- Israel Joshua Singer’s Yiddish books are available through our Digital Library. Di Brider Ashkenazi was published in three volumes: one, two, three.
- Di Brider Ashkenazi is also available as a Yiddish audio book.
- Among the most exceptional primary resources at the Center for understanding I.J. Singer is the oral history interview with Israel Zamir, the son of Isaac Bashevis Singer. In this excerpt, Zamir recalls Isaac Bashevis and Israel Joshua’s difficult relationship. In addition, the full two-hour interview is available on our website.
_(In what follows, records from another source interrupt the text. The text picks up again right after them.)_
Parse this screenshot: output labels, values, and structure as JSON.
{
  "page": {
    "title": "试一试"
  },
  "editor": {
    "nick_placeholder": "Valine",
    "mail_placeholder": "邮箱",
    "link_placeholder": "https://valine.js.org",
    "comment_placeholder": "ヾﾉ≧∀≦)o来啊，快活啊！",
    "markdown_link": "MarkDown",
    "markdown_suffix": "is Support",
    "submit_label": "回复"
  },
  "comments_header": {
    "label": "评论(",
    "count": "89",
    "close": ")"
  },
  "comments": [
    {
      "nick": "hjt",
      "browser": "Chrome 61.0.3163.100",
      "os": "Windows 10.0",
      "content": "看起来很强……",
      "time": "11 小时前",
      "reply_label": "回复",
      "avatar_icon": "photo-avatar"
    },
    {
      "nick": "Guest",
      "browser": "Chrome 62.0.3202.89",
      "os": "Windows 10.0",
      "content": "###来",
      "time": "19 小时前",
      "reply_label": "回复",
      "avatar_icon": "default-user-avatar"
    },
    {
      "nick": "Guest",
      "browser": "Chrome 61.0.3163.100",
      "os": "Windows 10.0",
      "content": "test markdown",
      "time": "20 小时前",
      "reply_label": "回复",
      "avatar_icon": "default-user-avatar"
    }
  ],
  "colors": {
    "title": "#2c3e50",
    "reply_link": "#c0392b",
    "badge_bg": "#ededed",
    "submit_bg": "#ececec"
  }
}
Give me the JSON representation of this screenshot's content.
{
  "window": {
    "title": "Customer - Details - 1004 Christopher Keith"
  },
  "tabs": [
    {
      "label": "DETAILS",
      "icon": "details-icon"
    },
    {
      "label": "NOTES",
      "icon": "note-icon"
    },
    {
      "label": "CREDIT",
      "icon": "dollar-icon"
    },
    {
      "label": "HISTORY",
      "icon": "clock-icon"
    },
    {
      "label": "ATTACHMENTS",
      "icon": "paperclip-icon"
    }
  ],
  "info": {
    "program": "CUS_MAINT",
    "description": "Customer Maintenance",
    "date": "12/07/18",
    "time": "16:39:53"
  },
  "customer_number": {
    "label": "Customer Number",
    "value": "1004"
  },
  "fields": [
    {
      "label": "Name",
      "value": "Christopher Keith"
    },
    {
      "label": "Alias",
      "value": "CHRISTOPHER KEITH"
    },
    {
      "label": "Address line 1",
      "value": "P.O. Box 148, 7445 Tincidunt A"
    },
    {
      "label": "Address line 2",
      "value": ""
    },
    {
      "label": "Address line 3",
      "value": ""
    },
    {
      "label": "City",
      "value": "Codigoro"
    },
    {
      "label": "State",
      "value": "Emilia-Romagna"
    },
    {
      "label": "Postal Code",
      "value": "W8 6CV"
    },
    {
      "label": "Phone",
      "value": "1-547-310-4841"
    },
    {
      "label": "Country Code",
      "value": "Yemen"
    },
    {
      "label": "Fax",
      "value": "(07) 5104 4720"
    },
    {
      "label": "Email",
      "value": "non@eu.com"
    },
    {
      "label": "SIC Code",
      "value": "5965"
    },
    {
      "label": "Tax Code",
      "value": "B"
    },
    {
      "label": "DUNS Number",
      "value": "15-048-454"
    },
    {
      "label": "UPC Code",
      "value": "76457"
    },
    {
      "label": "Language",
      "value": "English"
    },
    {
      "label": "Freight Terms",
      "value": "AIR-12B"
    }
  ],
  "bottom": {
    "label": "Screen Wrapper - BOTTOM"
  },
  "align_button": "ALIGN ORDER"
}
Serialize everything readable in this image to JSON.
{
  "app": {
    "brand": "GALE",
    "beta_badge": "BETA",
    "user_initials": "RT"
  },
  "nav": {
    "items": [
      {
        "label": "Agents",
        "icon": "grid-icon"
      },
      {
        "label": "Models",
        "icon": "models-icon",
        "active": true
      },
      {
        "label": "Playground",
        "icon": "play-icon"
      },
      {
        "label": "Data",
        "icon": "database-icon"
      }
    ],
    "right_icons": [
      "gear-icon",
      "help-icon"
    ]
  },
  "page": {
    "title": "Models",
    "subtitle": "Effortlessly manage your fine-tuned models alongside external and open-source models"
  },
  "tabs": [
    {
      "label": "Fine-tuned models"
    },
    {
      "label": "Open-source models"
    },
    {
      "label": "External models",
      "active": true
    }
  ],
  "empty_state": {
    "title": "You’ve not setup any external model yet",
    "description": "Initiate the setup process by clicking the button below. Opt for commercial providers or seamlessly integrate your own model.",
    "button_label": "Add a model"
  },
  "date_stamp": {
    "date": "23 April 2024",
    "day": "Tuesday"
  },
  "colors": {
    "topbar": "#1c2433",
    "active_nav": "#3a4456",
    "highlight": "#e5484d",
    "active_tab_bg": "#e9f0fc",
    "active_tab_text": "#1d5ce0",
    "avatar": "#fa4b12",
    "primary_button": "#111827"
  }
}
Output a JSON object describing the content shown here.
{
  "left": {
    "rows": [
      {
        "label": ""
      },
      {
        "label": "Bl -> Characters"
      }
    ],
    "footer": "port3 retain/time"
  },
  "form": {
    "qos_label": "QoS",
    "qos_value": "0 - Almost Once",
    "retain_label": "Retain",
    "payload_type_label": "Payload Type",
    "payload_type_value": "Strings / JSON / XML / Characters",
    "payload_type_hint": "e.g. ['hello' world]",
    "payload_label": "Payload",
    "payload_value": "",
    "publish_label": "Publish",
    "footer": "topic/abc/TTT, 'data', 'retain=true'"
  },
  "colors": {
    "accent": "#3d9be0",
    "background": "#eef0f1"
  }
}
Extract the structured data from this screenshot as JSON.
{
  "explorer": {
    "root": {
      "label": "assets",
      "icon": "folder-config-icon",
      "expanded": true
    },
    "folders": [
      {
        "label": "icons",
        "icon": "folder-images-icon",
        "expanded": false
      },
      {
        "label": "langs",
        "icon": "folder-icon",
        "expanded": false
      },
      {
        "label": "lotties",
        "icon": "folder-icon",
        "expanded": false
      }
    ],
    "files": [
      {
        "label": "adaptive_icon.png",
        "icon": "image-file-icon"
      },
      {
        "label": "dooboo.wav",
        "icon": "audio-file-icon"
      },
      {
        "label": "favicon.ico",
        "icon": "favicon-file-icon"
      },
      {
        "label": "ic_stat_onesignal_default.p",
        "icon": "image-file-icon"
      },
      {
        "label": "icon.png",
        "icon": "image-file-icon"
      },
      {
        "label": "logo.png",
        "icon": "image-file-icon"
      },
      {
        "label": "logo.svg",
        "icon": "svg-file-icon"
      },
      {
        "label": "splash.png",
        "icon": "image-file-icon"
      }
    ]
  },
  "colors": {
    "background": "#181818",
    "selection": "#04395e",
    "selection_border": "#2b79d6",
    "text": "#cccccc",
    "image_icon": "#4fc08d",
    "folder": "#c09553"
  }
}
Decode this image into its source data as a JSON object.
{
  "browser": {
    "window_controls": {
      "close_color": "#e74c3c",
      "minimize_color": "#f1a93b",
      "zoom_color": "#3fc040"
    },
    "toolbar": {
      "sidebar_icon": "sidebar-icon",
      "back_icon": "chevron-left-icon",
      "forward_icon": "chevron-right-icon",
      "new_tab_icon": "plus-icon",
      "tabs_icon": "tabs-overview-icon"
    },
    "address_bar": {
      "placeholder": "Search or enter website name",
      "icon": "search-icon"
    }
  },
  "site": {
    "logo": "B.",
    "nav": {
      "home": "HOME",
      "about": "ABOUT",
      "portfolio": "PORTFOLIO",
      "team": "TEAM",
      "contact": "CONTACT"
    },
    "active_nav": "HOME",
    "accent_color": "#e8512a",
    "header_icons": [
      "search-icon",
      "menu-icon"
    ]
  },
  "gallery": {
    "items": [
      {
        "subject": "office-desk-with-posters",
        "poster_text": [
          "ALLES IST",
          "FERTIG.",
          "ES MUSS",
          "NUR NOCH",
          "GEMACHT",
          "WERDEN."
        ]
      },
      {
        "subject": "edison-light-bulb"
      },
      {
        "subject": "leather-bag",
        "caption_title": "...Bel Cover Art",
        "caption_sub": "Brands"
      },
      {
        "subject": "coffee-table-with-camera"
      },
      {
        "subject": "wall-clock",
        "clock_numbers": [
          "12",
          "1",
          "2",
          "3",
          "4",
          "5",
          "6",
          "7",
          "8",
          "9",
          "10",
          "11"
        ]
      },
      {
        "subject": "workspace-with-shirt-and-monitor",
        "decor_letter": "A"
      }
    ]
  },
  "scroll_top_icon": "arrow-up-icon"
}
- In 1983, Joseph Mlotek gave the lecture, “Fun di brider zinger biz itzik manger” (“From the Brothers Singer to Itzik Manger”) at the Jewish Public Library in Montreal.
- Israel Joshua Singer has been the subject of numerous English scholarly articles. In 2006, Delphine Bechtel offered a comparative view of Singer’s representation of the Jews of Łódź in The Brothers Ashkenazi.
- Anita Norich has long been the leading English-language scholar of I.J. Singer. Her book, The Homeless Imagination in the Fiction of Israel Joshua Singer, was published in 1992. An earlier article, “The Family Singer and the Autobiographical Imagination,” was published in Prooftexts in 1990. The article compares the three Singer siblings’ writing and the relationship of their lives to their work.
- If you would like to access The Brothers Ashkenazi in another format, it is available for purchase as an e-book and an audiobook.
- A footnote to the story: This news article explores Jewish revival in the small town of Bilgoraj, where Singer and his siblings were born (and includes a photo of the replica of the wooden synagogue of Wolpa, Poland, being built in Bilgoraj—the wooden synagogue of Wolpa was also one of the key inspirations for the Yiddish Book Center's building).
—Miranda Cooper and Eitan Kensky